Dodds is expected to respond to the chancellor’s mini budget by saying that Labour is “not calling for tax rises – we are calling for growth”.
The shadow chancellor is expected demand the Tories’ manifesto promise of a tax triple lock – no rises in income tax, National Insurance or VAT – is fulfilled, despite the government’s ballooning budget deficit.
Sunak’s announcement tomorrow will outline the government’s post-coronavirus economic recovery plan.
The chancellor is expected to announce a £2bn jobs programme for 16 to 24-year-olds, a £3bn green investment package, a stamp duty holiday and a raft of other spending promises.
The news that Dodds will use her response partly to call for guarantees on taxation may come as a surprise, after she told the Mirror that those with the “broadest shoulders” should be forced to help pay for the government’s wide ranging spending programmes.
There has also recent been speculation that Labour would call for a wealth tax to deal with the deficit.
Dodds’ statement marks a break from the party’s 2019 election manifesto, which proposed the UK’s top tax bracket be slashed from a threshold of £150,000 to £80,000.
She is expected to say: “The Tory manifesto committed to no rises in income tax, National Insurance or VAT and therefore it is for them to set out how any additional spending will be paid for.
“It’s the chancellor’s job to make sure the economy bounces back from this crisis so there is money in the coffers to protect the public finances.”
The shadow chancellor is also expected to call for an extension to the government’s furlough scheme to provide targeted support for the most vulnerable industries.
The government’s coronavirus wage subsidy scheme will begin to wind down in September and end in October for all sectors.
Dodds is expected to say: “The money sunk into the Job Retention Scheme must not have merely served to postpone unemployment.
“The scheme must now live up to its name – supporting employment in industries which are viable in the long term.

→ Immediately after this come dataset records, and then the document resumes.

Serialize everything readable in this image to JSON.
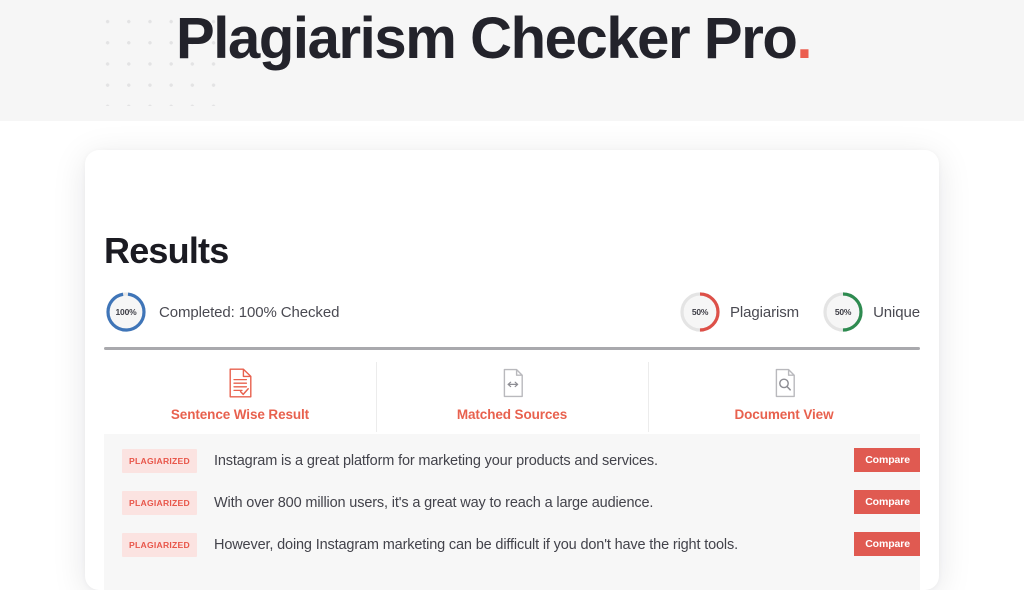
{
  "header": {
    "title_main": "Plagiarism Checker Pro",
    "title_accent": ".",
    "background_color": "#f6f6f6",
    "accent_color": "#eb5e4f",
    "dot_pattern_color": "#e3e3e4"
  },
  "card": {
    "page_title": "Results",
    "status": {
      "progress_label": "100%",
      "progress_text": "Completed: 100% Checked",
      "progress_color": "#3f75b8",
      "progress_percent": 100
    },
    "meters": [
      {
        "name": "plagiarism-meter",
        "value_label": "50%",
        "caption": "Plagiarism",
        "percent": 50,
        "color": "#dd5048"
      },
      {
        "name": "unique-meter",
        "value_label": "50%",
        "caption": "Unique",
        "percent": 50,
        "color": "#2e8b50"
      }
    ],
    "tabs": [
      {
        "label": "Sentence Wise Result",
        "icon": "document-check-icon",
        "active": true
      },
      {
        "label": "Matched Sources",
        "icon": "document-compare-icon",
        "active": false
      },
      {
        "label": "Document View",
        "icon": "document-search-icon",
        "active": false
      }
    ],
    "tab_active_color": "#e8614e",
    "results": [
      {
        "badge": "PLAGIARIZED",
        "sentence": "Instagram is a great platform for marketing your products and services.",
        "compare_label": "Compare"
      },
      {
        "badge": "PLAGIARIZED",
        "sentence": "With over 800 million users, it's a great way to reach a large audience.",
        "compare_label": "Compare"
      },
      {
        "badge": "PLAGIARIZED",
        "sentence": "However, doing Instagram marketing can be difficult if you don't have the right tools.",
        "compare_label": "Compare"
      }
    ],
    "badge_background": "#fbe3e1",
    "badge_color": "#e8564a",
    "compare_background": "#e05a51"
  }
}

“And we need a strategy for the scheme to become more flexible, so it can support those businesses forced to close again because of additional localised lockdowns.”